**PROBLEM DESCRIPTION**
Among the entries below, find the lines that hold the word "java" and report them.

**DATA FOR ANALYSIS**
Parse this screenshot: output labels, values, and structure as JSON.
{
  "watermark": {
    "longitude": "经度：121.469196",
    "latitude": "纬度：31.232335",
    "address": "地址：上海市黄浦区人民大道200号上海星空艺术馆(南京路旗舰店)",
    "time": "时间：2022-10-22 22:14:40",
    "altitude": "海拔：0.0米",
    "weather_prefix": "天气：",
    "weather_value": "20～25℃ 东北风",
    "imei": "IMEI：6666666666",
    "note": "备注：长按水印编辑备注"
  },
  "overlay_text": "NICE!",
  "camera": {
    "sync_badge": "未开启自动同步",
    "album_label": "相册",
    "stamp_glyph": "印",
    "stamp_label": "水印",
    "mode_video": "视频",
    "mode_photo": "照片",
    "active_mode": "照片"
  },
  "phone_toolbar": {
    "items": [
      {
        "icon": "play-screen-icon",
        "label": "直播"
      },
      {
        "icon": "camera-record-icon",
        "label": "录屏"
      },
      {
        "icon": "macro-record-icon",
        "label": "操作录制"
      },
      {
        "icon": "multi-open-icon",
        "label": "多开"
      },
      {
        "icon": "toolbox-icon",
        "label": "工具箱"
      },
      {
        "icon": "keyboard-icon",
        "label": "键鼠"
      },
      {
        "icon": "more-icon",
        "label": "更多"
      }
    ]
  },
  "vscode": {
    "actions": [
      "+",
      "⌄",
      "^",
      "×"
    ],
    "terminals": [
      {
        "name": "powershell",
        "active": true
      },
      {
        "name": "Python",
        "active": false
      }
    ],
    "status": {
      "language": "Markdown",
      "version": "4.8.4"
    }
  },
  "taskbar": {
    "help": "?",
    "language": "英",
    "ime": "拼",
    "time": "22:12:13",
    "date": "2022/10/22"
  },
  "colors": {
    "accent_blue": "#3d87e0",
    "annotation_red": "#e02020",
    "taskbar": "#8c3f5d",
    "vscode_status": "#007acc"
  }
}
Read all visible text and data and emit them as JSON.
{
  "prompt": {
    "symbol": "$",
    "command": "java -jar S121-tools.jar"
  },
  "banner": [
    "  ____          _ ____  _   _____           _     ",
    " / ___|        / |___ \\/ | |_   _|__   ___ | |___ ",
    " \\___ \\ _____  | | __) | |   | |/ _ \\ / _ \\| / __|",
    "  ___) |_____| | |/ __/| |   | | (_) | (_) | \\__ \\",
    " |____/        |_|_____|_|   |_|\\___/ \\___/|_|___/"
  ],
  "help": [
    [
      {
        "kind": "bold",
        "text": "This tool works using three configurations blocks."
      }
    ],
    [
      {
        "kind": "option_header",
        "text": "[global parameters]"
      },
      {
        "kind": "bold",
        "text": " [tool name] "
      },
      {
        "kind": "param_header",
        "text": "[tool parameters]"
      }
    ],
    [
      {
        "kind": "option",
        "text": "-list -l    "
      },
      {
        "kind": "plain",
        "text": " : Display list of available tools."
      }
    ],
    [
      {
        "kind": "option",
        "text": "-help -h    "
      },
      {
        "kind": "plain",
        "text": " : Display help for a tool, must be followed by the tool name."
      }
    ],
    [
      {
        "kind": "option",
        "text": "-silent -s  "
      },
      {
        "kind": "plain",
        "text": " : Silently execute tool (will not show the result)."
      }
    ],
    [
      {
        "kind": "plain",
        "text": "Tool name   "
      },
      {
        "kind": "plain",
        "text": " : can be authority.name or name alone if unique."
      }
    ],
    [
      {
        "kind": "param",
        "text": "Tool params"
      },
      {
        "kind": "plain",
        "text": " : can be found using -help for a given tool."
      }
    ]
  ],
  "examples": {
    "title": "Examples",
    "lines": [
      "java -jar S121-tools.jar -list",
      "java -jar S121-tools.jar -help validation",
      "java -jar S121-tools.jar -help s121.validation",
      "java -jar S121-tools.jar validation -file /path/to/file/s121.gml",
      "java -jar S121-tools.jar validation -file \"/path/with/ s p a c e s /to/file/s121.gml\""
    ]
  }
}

**ANSWER TO THE EXERCISE**
    "command": "java -jar S121-tools.jar"
      "java -jar S121-tools.jar -list",
      "java -jar S121-tools.jar -help validation",
      "java -jar S121-tools.jar -help s121.validation",
      "java -jar S121-tools.jar validation -file /path/to/file/s121.gml",
      "java -jar S121-tools.jar validation -file \"/path/with/ s p a c e s /to/file/s121.gml\""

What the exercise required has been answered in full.